In the present day, Abby is dealing with her life imploding.  Her parents can't stand to be in the same room as each other and the short break she thought she and her girlfriend were taking seems to be permanent.  Her schoolwork is starting to suffer, especially the major project she hasn't even come up with an idea for yet.  So when she discovers a pulp lesbian novel online, she's intrigued and decides she can write something similar, but inverting the tropes of the 1950s style.

In 1955 Janet and her best friend are in love, but have to keep their passion for one another a secret.  Especially when Marie gets a government job at a time when McCarthy's witch-hunts were not just about uncovering Communists.  Unable to live out loud, Janet becomes obsessed with novels about women loving women, even travelling to remote suburbs to trawl through drugstore bookshelves for new volumes.

As Abby's obsession with an author known as Marian Love grows, the lives of these two women, more than sixty years apart, become entangled in a way neither would ever have believed was possible.

I really enjoyed this side-by-side look at different eras.  I knew we'd come a long way, but this really highlights it.  It also gives a real sense of the terror under which lesbians of the fifties were forced to live.  And how a single word or comment could be enough to ruin someone's life and career forever.

But don't just listen to me.  Here's the blurb:

In 1955, eighteen-year-old Janet Jones keeps the love she shares with her best friend Marie a secret. It’s not easy being gay in Washington, DC, in the age of McCarthyism, but when she discovers a series of books about women falling in love with other women, it awakens something in Janet. As she juggles a romance she must keep hidden and a newfound ambition to write and publish her own story, she risks exposing herself—and Marie—to a danger all too real.

Sixty-two years later, Abby Zimet can’t stop thinking about her senior project and its subject—classic 1950s lesbian pulp fiction. Between the pages of her favorite book, the stresses of Abby’s own life are lost to the fictional hopes, desires and tragedies of the characters she’s reading about. She feels especially connected to one author, a woman who wrote under the pseudonym “Marian Love,” and becomes determined to track her down and discover her true identity.

In this novel told in dual narratives, New York Times bestselling author Robin Talley weaves together the lives of two young women connected across generations through the power of words. A stunning story of bravery, love, how far we’ve come and how much farther we have to go.

Monday, September 2, 2019

Weekly Goals 2-9-19

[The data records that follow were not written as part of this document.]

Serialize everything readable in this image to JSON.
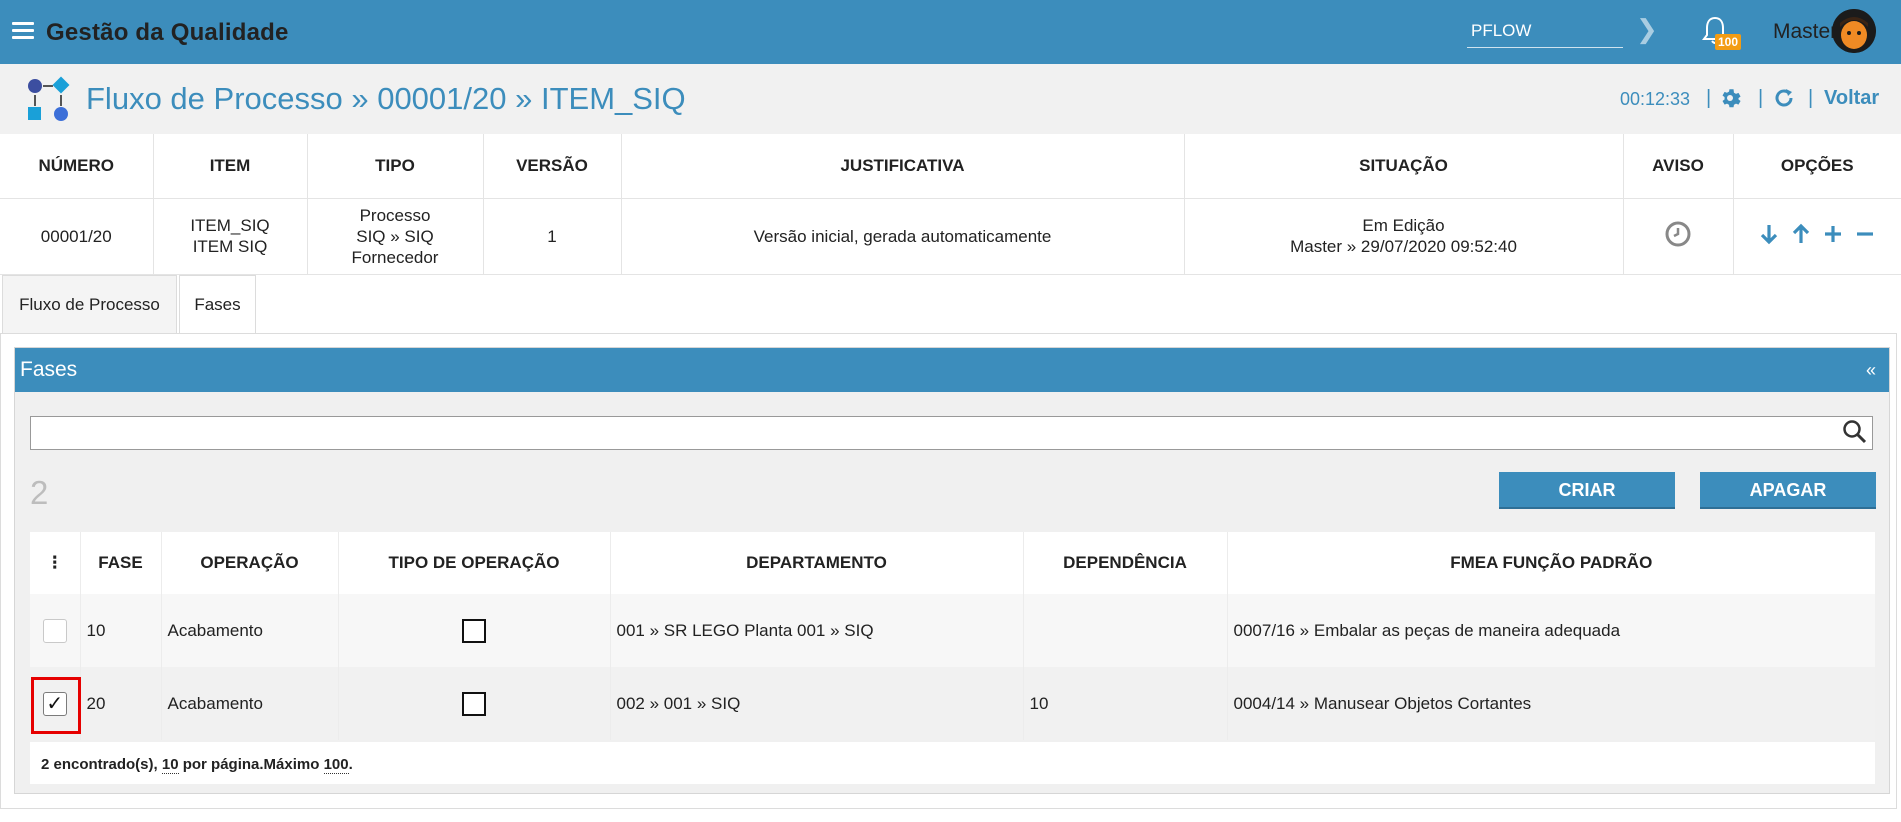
{
  "app": {
    "title": "Gestão da Qualidade"
  },
  "topbar": {
    "module_value": "PFLOW",
    "notification_count": "100",
    "user_name": "Master"
  },
  "header": {
    "title": "Fluxo de Processo » 00001/20 » ITEM_SIQ",
    "timer": "00:12:33",
    "separator": "|",
    "back_label": "Voltar"
  },
  "info": {
    "columns": [
      "NÚMERO",
      "ITEM",
      "TIPO",
      "VERSÃO",
      "JUSTIFICATIVA",
      "SITUAÇÃO",
      "AVISO",
      "OPÇÕES"
    ],
    "row": {
      "numero": "00001/20",
      "item_code": "ITEM_SIQ",
      "item_name": "ITEM SIQ",
      "tipo_1": "Processo",
      "tipo_2": "SIQ » SIQ",
      "tipo_3": "Fornecedor",
      "versao": "1",
      "justificativa": "Versão inicial, gerada automaticamente",
      "situacao_status": "Em Edição",
      "situacao_detail": "Master » 29/07/2020 09:52:40"
    }
  },
  "tabs": [
    {
      "label": "Fluxo de Processo",
      "active": false
    },
    {
      "label": "Fases",
      "active": true
    }
  ],
  "fases": {
    "title": "Fases",
    "collapse": "«",
    "search_value": "",
    "count": "2",
    "create_label": "CRIAR",
    "delete_label": "APAGAR",
    "columns": [
      "⋮",
      "FASE",
      "OPERAÇÃO",
      "TIPO DE OPERAÇÃO",
      "DEPARTAMENTO",
      "DEPENDÊNCIA",
      "FMEA FUNÇÃO PADRÃO"
    ],
    "rows": [
      {
        "checked": false,
        "fase": "10",
        "operacao": "Acabamento",
        "departamento": "001 » SR LEGO Planta 001 » SIQ",
        "dependencia": "",
        "fmea": "0007/16 » Embalar as peças de maneira adequada"
      },
      {
        "checked": true,
        "fase": "20",
        "operacao": "Acabamento",
        "departamento": "002 » 001 » SIQ",
        "dependencia": "10",
        "fmea": "0004/14 » Manusear Objetos Cortantes"
      }
    ],
    "checkmark": "✓",
    "footer": {
      "found": "2 encontrado(s),",
      "per_page": "10",
      "per_page_label": "por página.Máximo",
      "max": "100",
      "end": "."
    }
  }
}
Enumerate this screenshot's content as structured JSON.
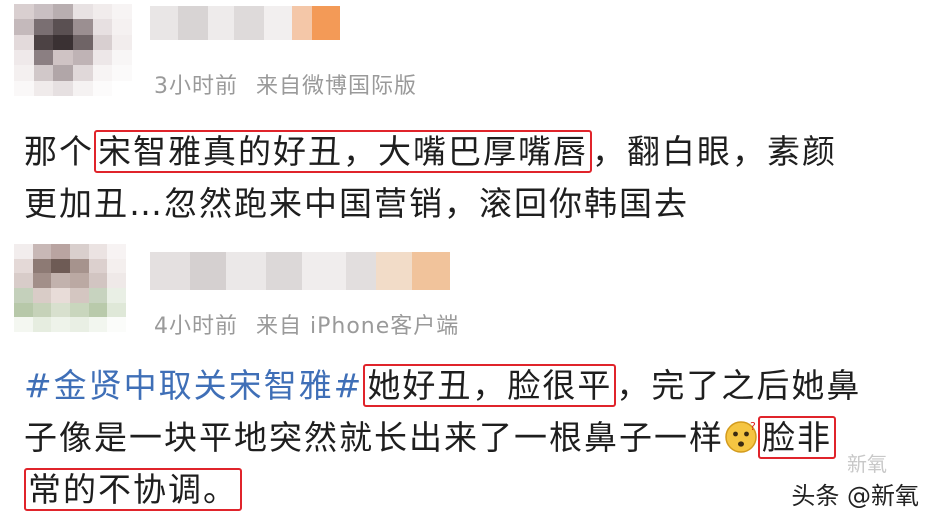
{
  "comments": [
    {
      "time": "3小时前",
      "source": "来自微博国际版",
      "lines": [
        [
          {
            "t": "那个",
            "hl": false
          },
          {
            "t": "宋智雅真的好丑，大嘴巴厚嘴唇",
            "hl": true
          },
          {
            "t": "，翻白眼，素颜",
            "hl": false
          }
        ],
        [
          {
            "t": "更加丑…忽然跑来中国营销，滚回你韩国去",
            "hl": false
          }
        ]
      ]
    },
    {
      "time": "4小时前",
      "source": "来自 iPhone客户端",
      "hashtag": "#金贤中取关宋智雅#",
      "lines": [
        [
          {
            "t": "她好丑，脸很平",
            "hl": true
          },
          {
            "t": "，完了之后她鼻",
            "hl": false
          }
        ],
        [
          {
            "t": "子像是一块平地突然就长出来了一根鼻子一样",
            "hl": false
          }
        ],
        [
          {
            "t": "常的不协调。",
            "hl": true
          }
        ]
      ],
      "line2_tail": "脸非",
      "emoji_icon": "thinking-face-icon"
    }
  ],
  "watermark": {
    "text": "头条 @新氧",
    "faint": "新氧"
  }
}
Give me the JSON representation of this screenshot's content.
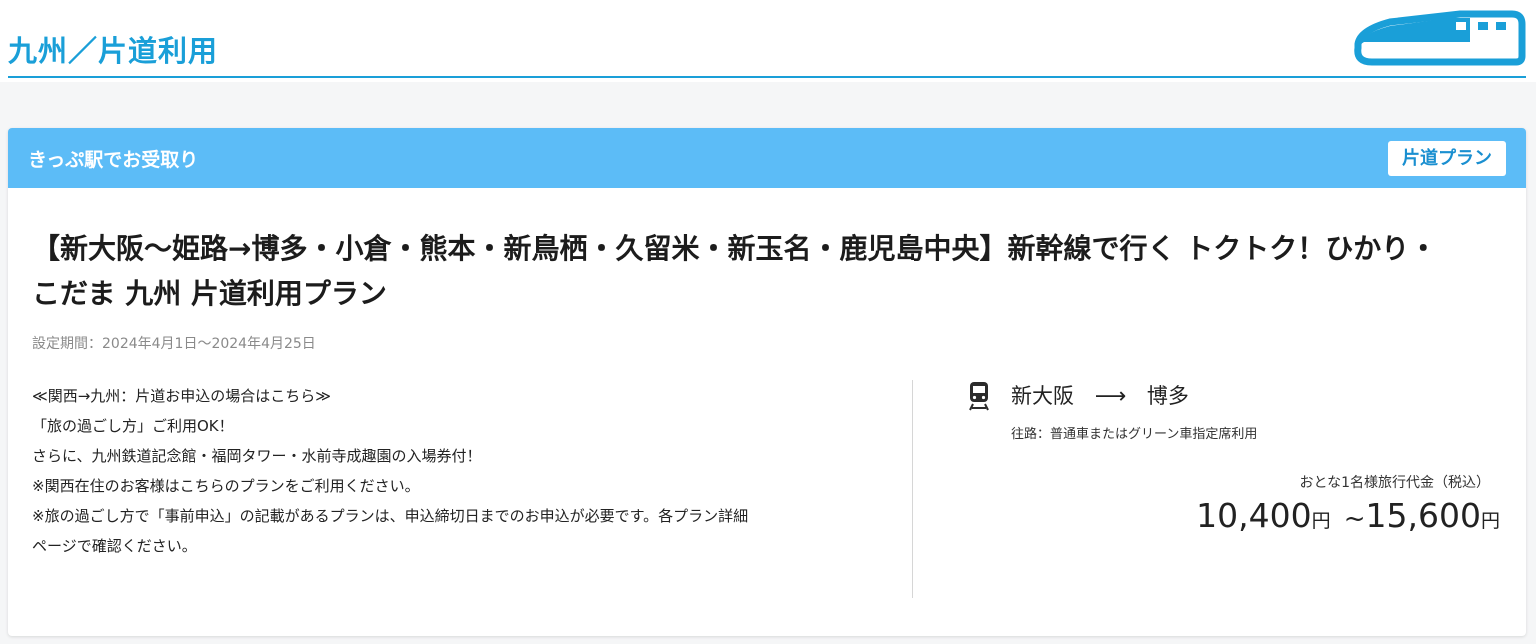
{
  "header": {
    "title": "九州／片道利用",
    "brand_color": "#1a9fd8"
  },
  "card": {
    "header_label": "きっぷ駅でお受取り",
    "header_color": "#5cbcf7",
    "badge": "片道プラン",
    "title": "【新大阪〜姫路→博多・小倉・熊本・新鳥栖・久留米・新玉名・鹿児島中央】新幹線で行く トクトク！ひかり・こだま 九州 片道利用プラン",
    "period": "設定期間：2024年4月1日〜2024年4月25日",
    "description": [
      "≪関西→九州：片道お申込の場合はこちら≫",
      "「旅の過ごし方」ご利用OK！",
      "さらに、九州鉄道記念館・福岡タワー・水前寺成趣園の入場券付！",
      "※関西在住のお客様はこちらのプランをご利用ください。",
      "※旅の過ごし方で「事前申込」の記載があるプランは、申込締切日までのお申込が必要です。各プラン詳細",
      "ページで確認ください。"
    ],
    "route": {
      "icon": "train-icon",
      "from": "新大阪",
      "arrow": "⟶",
      "to": "博多",
      "note": "往路：普通車またはグリーン車指定席利用"
    },
    "price": {
      "label": "おとな1名様旅行代金（税込）",
      "min": "10,400",
      "max": "15,600",
      "unit": "円",
      "tilde": "~"
    }
  }
}
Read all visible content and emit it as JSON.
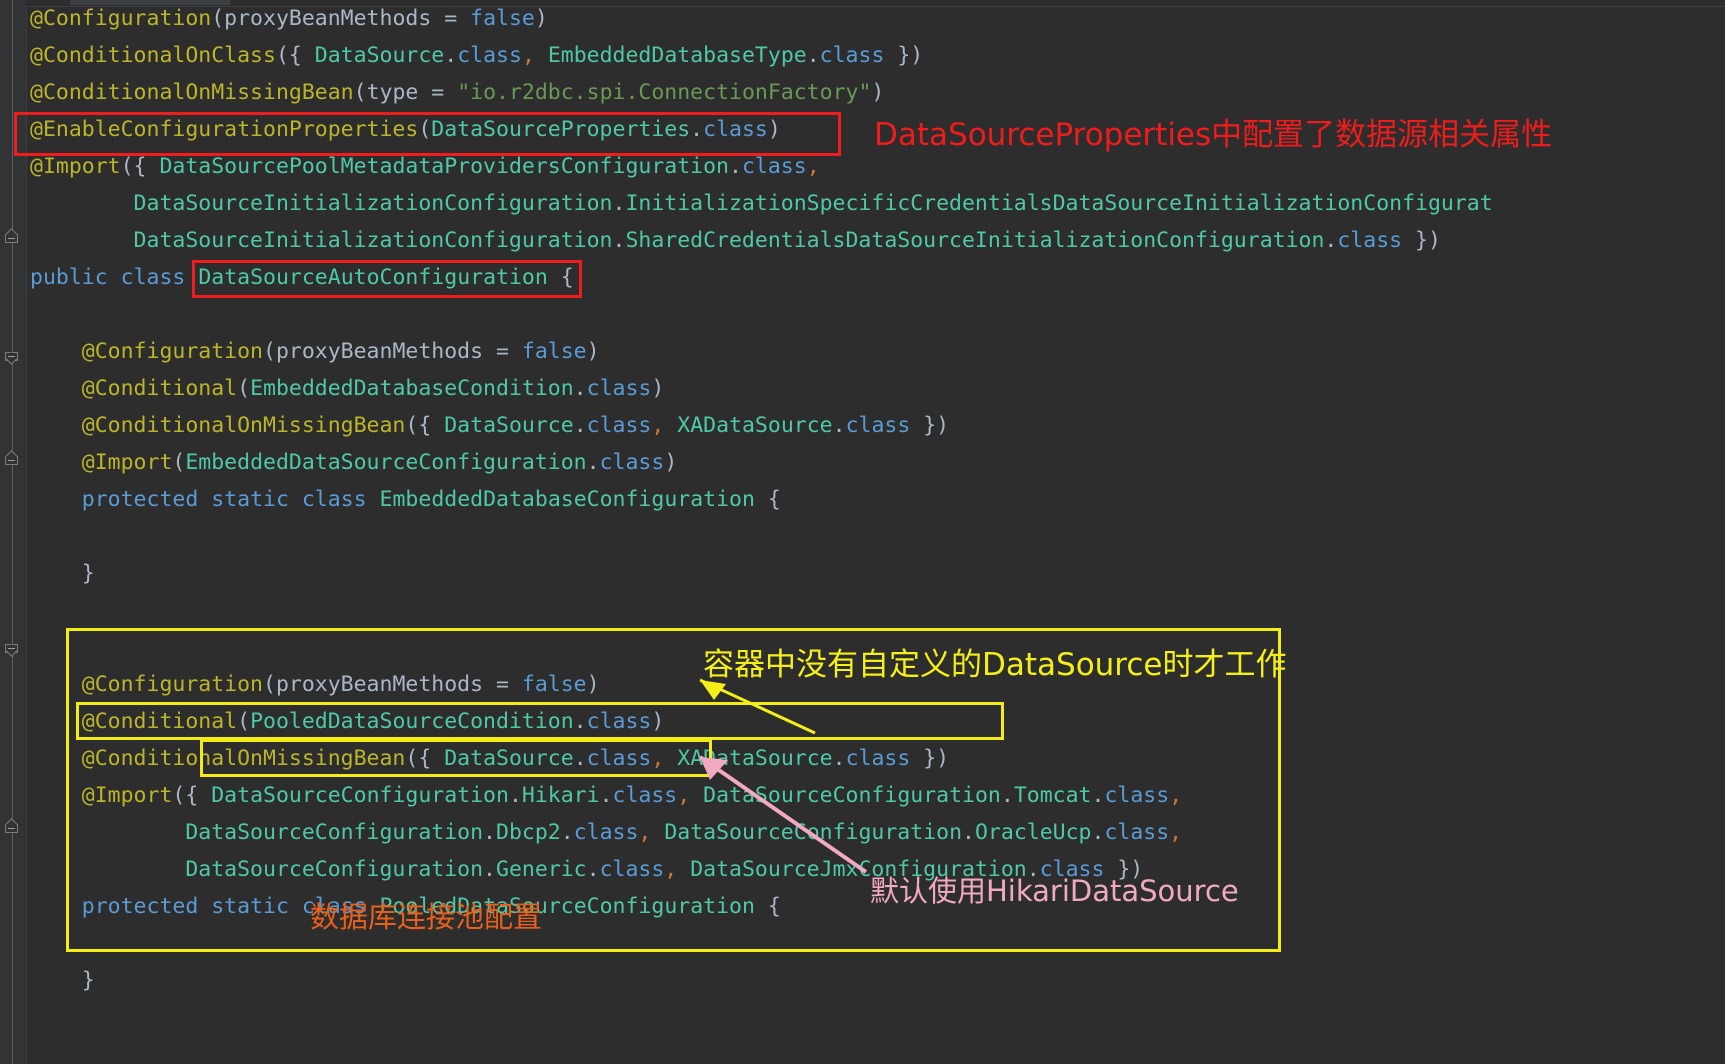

I just realized I never wrote these yesterday!  How remiss of me...  I must have been basking in the relaxation of having had an entire weekend (almost) on my own!

So anyway....  Goals for this week.  I'm still working on that stupid ending for Standing too Close.  I think I'm getting there this time though.  Fingers crossed!

Just got back notes on the romance novel, so once I've had a bash at that ending, I will go back to that one and try to fix any issues there.  I haven't read all the notes yet, but I imagine there will be some.  There are always notes.

And that's about it for this week.  Other than work of course, and working out to get rid of the burger butt from all the burgers I ate over the burger festival.

What are your goals this week?